Your camera can also be very useful in the medinas, which are notorious for their maze like layouts. I have no sense of orientation, so the first time I went into a Moroccan medina I took random pictures of crossroads and monuments as I was walking. When I wanted to go back to the hotel, all I had to do was rewind my photo gallery for reference points. It was a simple but surprisingly effective trick. Finally, remember that you should always avoid taking pictures of government structures and portraits of the royal family, which you will see hanging throughout the country. For many Moroccans taking a picture of these is a sign of disrespect, and it can also be illegal.

Morocco can seem daunting at first. The fact that you can't understand what people are saying, or even recognize the alphabet, can seem like a huge barrier to overcome. But that's where you have to focus on what's common to all of us -- we're all people.

Morocco is a country of 32.5 million people, all of whom can be your friends with just a little effort from you. Generally speaking, Moroccans are incredibly welcoming and gregarious people who will surprise you with their hospitality and genuine interest in you. With a little effort of your own, you can open the door to meeting people with incredible stories to tell, and a wealth of knowledge and experiences to impart.

Most important when meeting others is to make yourself approachable. This doesn’t mean holding up a ‘come talk to me’ sign, but actually making yourself fit in culturally— nobody wants to talk to someone that offends all of their cultural sensibilities. Hopefully these suggestions will get you on the right path to fitting in culturally. Combined with a little adventure and good sense of humor, you will be able to connect with the wonderful Moroccan people and make some new friends.
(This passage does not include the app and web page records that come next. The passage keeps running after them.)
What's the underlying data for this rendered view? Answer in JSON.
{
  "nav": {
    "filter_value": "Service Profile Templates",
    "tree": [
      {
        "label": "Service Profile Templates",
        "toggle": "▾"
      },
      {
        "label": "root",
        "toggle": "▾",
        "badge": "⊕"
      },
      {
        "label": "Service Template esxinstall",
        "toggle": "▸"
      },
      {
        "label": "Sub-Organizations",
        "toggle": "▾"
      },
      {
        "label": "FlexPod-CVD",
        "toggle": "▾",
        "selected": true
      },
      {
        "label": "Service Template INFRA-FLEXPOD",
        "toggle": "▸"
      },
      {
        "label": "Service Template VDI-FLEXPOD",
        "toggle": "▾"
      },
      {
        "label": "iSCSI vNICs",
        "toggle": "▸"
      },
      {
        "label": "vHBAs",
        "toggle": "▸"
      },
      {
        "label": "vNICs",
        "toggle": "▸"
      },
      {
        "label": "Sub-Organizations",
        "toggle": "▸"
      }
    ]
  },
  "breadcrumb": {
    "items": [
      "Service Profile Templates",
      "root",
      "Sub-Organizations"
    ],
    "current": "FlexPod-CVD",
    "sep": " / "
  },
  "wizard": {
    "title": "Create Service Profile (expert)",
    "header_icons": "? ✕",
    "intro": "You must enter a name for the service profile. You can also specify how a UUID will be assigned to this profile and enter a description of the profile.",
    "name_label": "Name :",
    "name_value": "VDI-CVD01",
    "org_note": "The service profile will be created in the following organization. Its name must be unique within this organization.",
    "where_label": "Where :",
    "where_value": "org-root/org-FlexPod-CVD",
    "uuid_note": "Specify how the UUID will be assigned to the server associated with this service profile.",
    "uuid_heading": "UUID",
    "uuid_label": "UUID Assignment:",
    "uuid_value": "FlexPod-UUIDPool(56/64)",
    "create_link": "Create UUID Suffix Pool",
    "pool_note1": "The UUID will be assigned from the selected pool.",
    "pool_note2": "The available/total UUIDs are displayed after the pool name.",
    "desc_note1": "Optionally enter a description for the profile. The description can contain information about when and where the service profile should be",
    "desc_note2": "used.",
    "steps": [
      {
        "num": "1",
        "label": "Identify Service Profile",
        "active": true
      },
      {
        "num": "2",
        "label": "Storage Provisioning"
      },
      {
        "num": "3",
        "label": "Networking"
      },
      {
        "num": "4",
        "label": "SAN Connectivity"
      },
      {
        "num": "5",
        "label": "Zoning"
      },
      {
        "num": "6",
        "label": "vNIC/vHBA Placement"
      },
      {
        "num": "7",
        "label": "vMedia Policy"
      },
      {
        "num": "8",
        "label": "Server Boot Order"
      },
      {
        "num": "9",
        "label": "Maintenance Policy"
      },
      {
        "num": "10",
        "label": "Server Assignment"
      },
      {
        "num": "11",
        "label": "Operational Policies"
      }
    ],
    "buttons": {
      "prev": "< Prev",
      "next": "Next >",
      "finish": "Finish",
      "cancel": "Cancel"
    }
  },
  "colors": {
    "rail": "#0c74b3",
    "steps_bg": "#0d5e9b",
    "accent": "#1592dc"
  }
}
Happy travels!

Photo Credits: UBELONG.

Photo of Adriana Fernandes

Adriana Fernandes is an UBELONG Program Officer & Mentor from Lisbon, Portugal, though her family tree branches out to South Africa and Brazil. At age 19, she decided to take a gap year during her Medical degree and volunteer in India. She’s also traveled to China, Morocco, Thailand, and around Europe. Adriana is fluent in Portuguese, English, Spanish, French and Political Conspiracies! She is also an avid tango dancer and loves all Argentinean things. Follow Adriana on Google +.